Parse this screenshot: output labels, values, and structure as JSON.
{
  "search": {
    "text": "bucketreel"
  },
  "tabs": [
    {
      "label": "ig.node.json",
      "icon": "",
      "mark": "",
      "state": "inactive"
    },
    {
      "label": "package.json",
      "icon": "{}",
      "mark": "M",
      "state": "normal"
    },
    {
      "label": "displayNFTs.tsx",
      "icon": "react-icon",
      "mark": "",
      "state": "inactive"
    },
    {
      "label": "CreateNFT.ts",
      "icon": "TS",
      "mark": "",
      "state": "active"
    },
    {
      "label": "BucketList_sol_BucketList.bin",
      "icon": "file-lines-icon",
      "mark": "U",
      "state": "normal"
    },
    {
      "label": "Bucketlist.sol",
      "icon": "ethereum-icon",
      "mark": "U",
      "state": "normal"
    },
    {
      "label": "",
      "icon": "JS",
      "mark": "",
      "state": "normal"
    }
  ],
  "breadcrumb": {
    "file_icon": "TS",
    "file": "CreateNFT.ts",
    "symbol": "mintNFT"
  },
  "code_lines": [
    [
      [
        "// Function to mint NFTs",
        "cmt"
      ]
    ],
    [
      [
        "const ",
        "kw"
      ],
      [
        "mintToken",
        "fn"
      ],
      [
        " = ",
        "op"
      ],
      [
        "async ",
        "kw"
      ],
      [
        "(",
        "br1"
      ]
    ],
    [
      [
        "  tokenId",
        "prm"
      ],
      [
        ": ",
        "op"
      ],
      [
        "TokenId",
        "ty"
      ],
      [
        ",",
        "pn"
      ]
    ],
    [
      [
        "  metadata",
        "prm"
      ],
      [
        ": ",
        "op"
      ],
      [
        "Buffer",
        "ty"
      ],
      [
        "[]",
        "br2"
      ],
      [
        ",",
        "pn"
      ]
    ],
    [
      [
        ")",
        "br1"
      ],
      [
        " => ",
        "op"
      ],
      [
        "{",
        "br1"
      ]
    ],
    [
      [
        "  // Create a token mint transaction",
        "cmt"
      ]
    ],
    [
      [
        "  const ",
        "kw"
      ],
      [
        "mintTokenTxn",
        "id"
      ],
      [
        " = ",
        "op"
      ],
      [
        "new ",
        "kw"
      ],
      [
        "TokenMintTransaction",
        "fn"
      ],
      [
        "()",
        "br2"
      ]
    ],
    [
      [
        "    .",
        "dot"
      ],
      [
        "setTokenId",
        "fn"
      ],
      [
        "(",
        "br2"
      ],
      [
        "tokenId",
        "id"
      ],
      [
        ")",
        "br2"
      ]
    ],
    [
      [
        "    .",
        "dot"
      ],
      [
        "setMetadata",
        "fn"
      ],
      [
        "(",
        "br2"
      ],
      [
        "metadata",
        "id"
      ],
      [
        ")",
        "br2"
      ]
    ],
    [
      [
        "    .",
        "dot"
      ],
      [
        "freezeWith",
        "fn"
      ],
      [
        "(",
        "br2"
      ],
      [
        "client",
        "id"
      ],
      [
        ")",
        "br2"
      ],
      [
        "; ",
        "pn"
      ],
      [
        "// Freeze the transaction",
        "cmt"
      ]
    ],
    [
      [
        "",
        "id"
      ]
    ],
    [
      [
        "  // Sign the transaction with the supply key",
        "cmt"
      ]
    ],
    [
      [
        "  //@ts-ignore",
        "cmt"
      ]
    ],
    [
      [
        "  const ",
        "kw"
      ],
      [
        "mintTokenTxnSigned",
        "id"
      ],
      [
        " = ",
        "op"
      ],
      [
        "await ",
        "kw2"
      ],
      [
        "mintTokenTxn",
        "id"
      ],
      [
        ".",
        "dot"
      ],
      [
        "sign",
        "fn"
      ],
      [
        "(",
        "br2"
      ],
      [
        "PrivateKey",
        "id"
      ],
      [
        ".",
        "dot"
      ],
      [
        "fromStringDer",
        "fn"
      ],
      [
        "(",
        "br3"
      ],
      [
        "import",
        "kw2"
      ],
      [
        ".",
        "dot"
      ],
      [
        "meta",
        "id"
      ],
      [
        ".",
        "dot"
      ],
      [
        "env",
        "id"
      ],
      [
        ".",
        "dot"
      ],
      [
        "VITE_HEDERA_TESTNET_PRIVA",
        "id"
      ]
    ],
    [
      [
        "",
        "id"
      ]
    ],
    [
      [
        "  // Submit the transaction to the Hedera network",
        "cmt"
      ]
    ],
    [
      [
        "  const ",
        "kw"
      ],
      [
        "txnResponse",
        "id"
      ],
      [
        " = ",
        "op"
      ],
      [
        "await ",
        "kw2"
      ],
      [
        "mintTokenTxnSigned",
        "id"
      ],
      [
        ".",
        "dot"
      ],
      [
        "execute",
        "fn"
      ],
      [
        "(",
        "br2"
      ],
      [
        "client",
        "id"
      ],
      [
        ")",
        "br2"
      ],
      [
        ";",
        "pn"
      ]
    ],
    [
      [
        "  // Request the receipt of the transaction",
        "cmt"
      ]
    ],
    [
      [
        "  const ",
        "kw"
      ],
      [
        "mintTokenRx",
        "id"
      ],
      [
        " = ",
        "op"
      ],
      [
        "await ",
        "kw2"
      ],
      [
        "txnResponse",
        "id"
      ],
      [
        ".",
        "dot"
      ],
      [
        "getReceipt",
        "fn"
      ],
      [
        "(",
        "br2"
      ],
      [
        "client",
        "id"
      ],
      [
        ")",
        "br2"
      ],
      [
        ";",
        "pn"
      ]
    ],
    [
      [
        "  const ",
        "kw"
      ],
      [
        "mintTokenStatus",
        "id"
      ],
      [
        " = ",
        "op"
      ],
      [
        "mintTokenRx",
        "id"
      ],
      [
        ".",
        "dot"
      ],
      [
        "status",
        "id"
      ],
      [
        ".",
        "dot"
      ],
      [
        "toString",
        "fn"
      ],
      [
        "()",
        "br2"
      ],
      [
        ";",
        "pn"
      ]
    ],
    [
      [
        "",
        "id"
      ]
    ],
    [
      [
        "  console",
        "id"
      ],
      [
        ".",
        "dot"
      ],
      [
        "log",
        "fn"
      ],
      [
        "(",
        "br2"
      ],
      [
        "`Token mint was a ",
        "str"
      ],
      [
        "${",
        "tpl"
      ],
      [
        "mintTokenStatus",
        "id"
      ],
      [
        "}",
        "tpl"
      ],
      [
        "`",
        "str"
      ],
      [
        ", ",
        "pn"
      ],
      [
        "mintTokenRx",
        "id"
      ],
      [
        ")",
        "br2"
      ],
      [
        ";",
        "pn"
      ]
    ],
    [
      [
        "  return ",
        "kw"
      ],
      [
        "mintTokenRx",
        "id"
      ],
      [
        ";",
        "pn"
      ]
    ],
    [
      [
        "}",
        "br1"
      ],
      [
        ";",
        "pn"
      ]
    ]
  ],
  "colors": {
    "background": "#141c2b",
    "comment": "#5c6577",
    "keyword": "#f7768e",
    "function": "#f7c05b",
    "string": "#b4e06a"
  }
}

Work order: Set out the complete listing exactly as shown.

Output of the exercise:
Parse this screenshot: output labels, values, and structure as JSON.
{
  "search": {
    "text": "bucketreel"
  },
  "tabs": [
    {
      "label": "ig.node.json",
      "icon": "",
      "mark": "",
      "state": "inactive"
    },
    {
      "label": "package.json",
      "icon": "{}",
      "mark": "M",
      "state": "normal"
    },
    {
      "label": "displayNFTs.tsx",
      "icon": "react-icon",
      "mark": "",
      "state": "inactive"
    },
    {
      "label": "CreateNFT.ts",
      "icon": "TS",
      "mark": "",
      "state": "active"
    },
    {
      "label": "BucketList_sol_BucketList.bin",
      "icon": "file-lines-icon",
      "mark": "U",
      "state": "normal"
    },
    {
      "label": "Bucketlist.sol",
      "icon": "ethereum-icon",
      "mark": "U",
      "state": "normal"
    },
    {
      "label": "",
      "icon": "JS",
      "mark": "",
      "state": "normal"
    }
  ],
  "breadcrumb": {
    "file_icon": "TS",
    "file": "CreateNFT.ts",
    "symbol": "mintNFT"
  },
  "code_lines": [
    [
      [
        "// Function to mint NFTs",
        "cmt"
      ]
    ],
    [
      [
        "const ",
        "kw"
      ],
      [
        "mintToken",
        "fn"
      ],
      [
        " = ",
        "op"
      ],
      [
        "async ",
        "kw"
      ],
      [
        "(",
        "br1"
      ]
    ],
    [
      [
        "  tokenId",
        "prm"
      ],
      [
        ": ",
        "op"
      ],
      [
        "TokenId",
        "ty"
      ],
      [
        ",",
        "pn"
      ]
    ],
    [
      [
        "  metadata",
        "prm"
      ],
      [
        ": ",
        "op"
      ],
      [
        "Buffer",
        "ty"
      ],
      [
        "[]",
        "br2"
      ],
      [
        ",",
        "pn"
      ]
    ],
    [
      [
        ")",
        "br1"
      ],
      [
        " => ",
        "op"
      ],
      [
        "{",
        "br1"
      ]
    ],
    [
      [
        "  // Create a token mint transaction",
        "cmt"
      ]
    ],
    [
      [
        "  const ",
        "kw"
      ],
      [
        "mintTokenTxn",
        "id"
      ],
      [
        " = ",
        "op"
      ],
      [
        "new ",
        "kw"
      ],
      [
        "TokenMintTransaction",
        "fn"
      ],
      [
        "()",
        "br2"
      ]
    ],
    [
      [
        "    .",
        "dot"
      ],
      [
        "setTokenId",
        "fn"
      ],
      [
        "(",
        "br2"
      ],
      [
        "tokenId",
        "id"
      ],
      [
        ")",
        "br2"
      ]
    ],
    [
      [
        "    .",
        "dot"
      ],
      [
        "setMetadata",
        "fn"
      ],
      [
        "(",
        "br2"
      ],
      [
        "metadata",
        "id"
      ],
      [
        ")",
        "br2"
      ]
    ],
    [
      [
        "    .",
        "dot"
      ],
      [
        "freezeWith",
        "fn"
      ],
      [
        "(",
        "br2"
      ],
      [
        "client",
        "id"
      ],
      [
        ")",
        "br2"
      ],
      [
        "; ",
        "pn"
      ],
      [
        "// Freeze the transaction",
        "cmt"
      ]
    ],
    [
      [
        "",
        "id"
      ]
    ],
    [
      [
        "  // Sign the transaction with the supply key",
        "cmt"
      ]
    ],
    [
      [
        "  //@ts-ignore",
        "cmt"
      ]
    ],
    [
      [
        "  const ",
        "kw"
      ],
      [
        "mintTokenTxnSigned",
        "id"
      ],
      [
        " = ",
        "op"
      ],
      [
        "await ",
        "kw2"
      ],
      [
        "mintTokenTxn",
        "id"
      ],
      [
        ".",
        "dot"
      ],
      [
        "sign",
        "fn"
      ],
      [
        "(",
        "br2"
      ],
      [
        "PrivateKey",
        "id"
      ],
      [
        ".",
        "dot"
      ],
      [
        "fromStringDer",
        "fn"
      ],
      [
        "(",
        "br3"
      ],
      [
        "import",
        "kw2"
      ],
      [
        ".",
        "dot"
      ],
      [
        "meta",
        "id"
      ],
      [
        ".",
        "dot"
      ],
      [
        "env",
        "id"
      ],
      [
        ".",
        "dot"
      ],
      [
        "VITE_HEDERA_TESTNET_PRIVA",
        "id"
      ]
    ],
    [
      [
        "",
        "id"
      ]
    ],
    [
      [
        "  // Submit the transaction to the Hedera network",
        "cmt"
      ]
    ],
    [
      [
        "  const ",
        "kw"
      ],
      [
        "txnResponse",
        "id"
      ],
      [
        " = ",
        "op"
      ],
      [
        "await ",
        "kw2"
      ],
      [
        "mintTokenTxnSigned",
        "id"
      ],
      [
        ".",
        "dot"
      ],
      [
        "execute",
        "fn"
      ],
      [
        "(",
        "br2"
      ],
      [
        "client",
        "id"
      ],
      [
        ")",
        "br2"
      ],
      [
        ";",
        "pn"
      ]
    ],
    [
      [
        "  // Request the receipt of the transaction",
        "cmt"
      ]
    ],
    [
      [
        "  const ",
        "kw"
      ],
      [
        "mintTokenRx",
        "id"
      ],
      [
        " = ",
        "op"
      ],
      [
        "await ",
        "kw2"
      ],
      [
        "txnResponse",
        "id"
      ],
      [
        ".",
        "dot"
      ],
      [
        "getReceipt",
        "fn"
      ],
      [
        "(",
        "br2"
      ],
      [
        "client",
        "id"
      ],
      [
        ")",
        "br2"
      ],
      [
        ";",
        "pn"
      ]
    ],
    [
      [
        "  const ",
        "kw"
      ],
      [
        "mintTokenStatus",
        "id"
      ],
      [
        " = ",
        "op"
      ],
      [
        "mintTokenRx",
        "id"
      ],
      [
        ".",
        "dot"
      ],
      [
        "status",
        "id"
      ],
      [
        ".",
        "dot"
      ],
      [
        "toString",
        "fn"
      ],
      [
        "()",
        "br2"
      ],
      [
        ";",
        "pn"
      ]
    ],
    [
      [
        "",
        "id"
      ]
    ],
    [
      [
        "  console",
        "id"
      ],
      [
        ".",
        "dot"
      ],
      [
        "log",
        "fn"
      ],
      [
        "(",
        "br2"
      ],
      [
        "`Token mint was a ",
        "str"
      ],
      [
        "${",
        "tpl"
      ],
      [
        "mintTokenStatus",
        "id"
      ],
      [
        "}",
        "tpl"
      ],
      [
        "`",
        "str"
      ],
      [
        ", ",
        "pn"
      ],
      [
        "mintTokenRx",
        "id"
      ],
      [
        ")",
        "br2"
      ],
      [
        ";",
        "pn"
      ]
    ],
    [
      [
        "  return ",
        "kw"
      ],
      [
        "mintTokenRx",
        "id"
      ],
      [
        ";",
        "pn"
      ]
    ],
    [
      [
        "}",
        "br1"
      ],
      [
        ";",
        "pn"
      ]
    ]
  ],
  "colors": {
    "background": "#141c2b",
    "comment": "#5c6577",
    "keyword": "#f7768e",
    "function": "#f7c05b",
    "string": "#b4e06a"
  }
}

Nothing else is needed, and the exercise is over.